(The following post is a fun, tongue-in-cheek affair and we had a great day out, thanks to being driven up there by Mr Osman. Oh yeah, and we did check with him first before we published photos of him on our blog. Oh yeah, and we’re sure he must have done a stint turning the lamb… at some point.)
In our previous post, we took you on a little tour of the fabulously calm and peaceful setting that is Karaağaç Black Tree Farm and Cottages. High up in the mountains, the summit of nearby Babadağ resembling a mere rolling hill, we were there to break away from the searing heat of Fethiye…and to enjoy some good, no-nonsense lamb cooked on the spit.
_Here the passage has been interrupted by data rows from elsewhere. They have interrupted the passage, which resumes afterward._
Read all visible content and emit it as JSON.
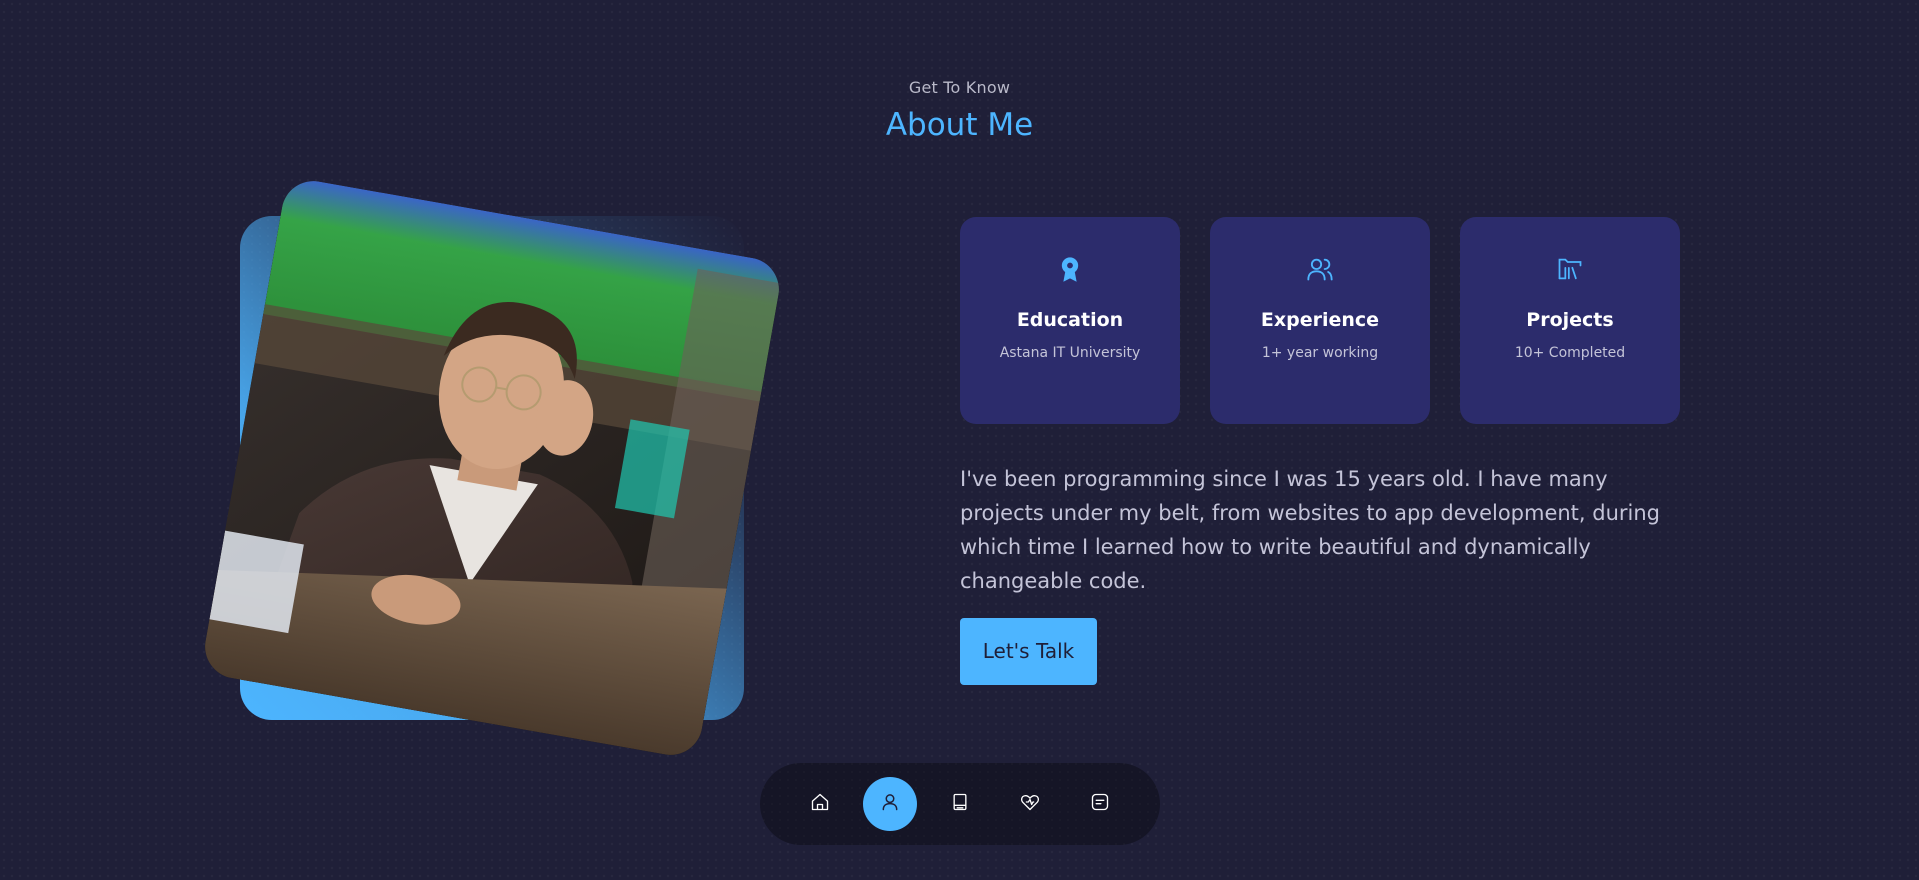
{
  "header": {
    "subtitle": "Get To Know",
    "title": "About Me"
  },
  "photo": {
    "alt": "Portrait photo"
  },
  "cards": [
    {
      "icon": "award-icon",
      "title": "Education",
      "subtitle": "Astana IT University"
    },
    {
      "icon": "users-icon",
      "title": "Experience",
      "subtitle": "1+ year working"
    },
    {
      "icon": "folder-library-icon",
      "title": "Projects",
      "subtitle": "10+ Completed"
    }
  ],
  "about_text": "I've been programming since I was 15 years old. I have many projects under my belt, from websites to app development, during which time I learned how to write beautiful and dynamically changeable code.",
  "cta_label": "Let's Talk",
  "nav": {
    "items": [
      {
        "icon": "home-icon",
        "active": false
      },
      {
        "icon": "user-icon",
        "active": true
      },
      {
        "icon": "book-icon",
        "active": false
      },
      {
        "icon": "heart-pulse-icon",
        "active": false
      },
      {
        "icon": "message-icon",
        "active": false
      }
    ]
  },
  "colors": {
    "background": "#1f1f38",
    "accent": "#4db5ff",
    "card": "#2c2c6c",
    "text_light": "#c4c4d8"
  }
}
And we did say in that post that we would tell you about the lamb. So let’s tell you about it…
Because, you see, Osman said he was driving up there because he was going to be spit roasting the lamb. And, when we arrived at Black Tree Farm and Cottages, there was indeed a board out for guests saying, “Tonight, spit roasted lamb, cooked by Osman.”
“Barry, you can be my commis chef. I’m going to set up the barbecue. We’ll cook the lamb slowly over 4 hours or so and we’ll have to keep turning it.”
We only half-listened to this and got a beer instead. And Osman did disappear off to set up the barbecue. And he was gone for around 20 minutes before he reappeared looking, naturally, very hot.
“Oh, it’s too hot over there,” he said.
We went off to find the barbecue area to take some photos and, if you know Osman, you’ll know that the person in this photo is not him. The job had been delegated. We wandered around the site, Barry went off for his little trek to get a peek of Kabak from the top of the ridge, and I stayed behind to take more photos. When Barry returned, we walked by the barbecue area again…
Wow, it looked good…but if you know Osman, you’ll know that the person in this photo is not him. The job had been delegated. Again. Actually, come to think of it, we hadn’t seen Osman for some time now. Where was he? We asked his daughter. Ahhh, he’s gone for a snooze. (Not) spit roasting the lamb you’re billed as spit roasting is very tiring, you know. But, eventually, he reappears…to help transfer the now-cooked lamb from the barbecue to the kitchen.
Ohhh,if you’re a meat eater and you’re feeling remotely peckish, how tasty does this lamb look? Now we just need someone to cut it all up for us – and the guests staying in the cottages – so that we can all tuck in. We’re hovering around it taking photos. The kids are hovering around it. “Can we just have a little tiny bit?”
Ahhh, hoşgeldiniz, Osman! Here he is. The star of our show has arrived, complete with liquid refreshment, to take over the carving, slicing and chopping of the lamb meat.
Is it an easy job cutting up the lamb? Well there are lots of ‘supervisors,’ (including us), there’s lots of advice and suggestions, kids pinching little pieces that escape the pan (and who can blame them). Do you need to be an expert butcher to do all this or do you just cut it all up and hope for the best? And what happens when the knife is no longer good enough for the job of cutting up the more sturdy parts of the lamb?
Well, then you need the daddy of the butcher’s knife world to ‘separate’ those parts. And, once all of that is sorted, we sit down and tuck into meze dishes and village bread before being served with the lamb we’ve all been waiting (im)patiently for, for most of the day. Was it worth the wait? Well if anyone else ever tells us they’re doing spit roast lamb and asks us if we want to come along for some, we’re there!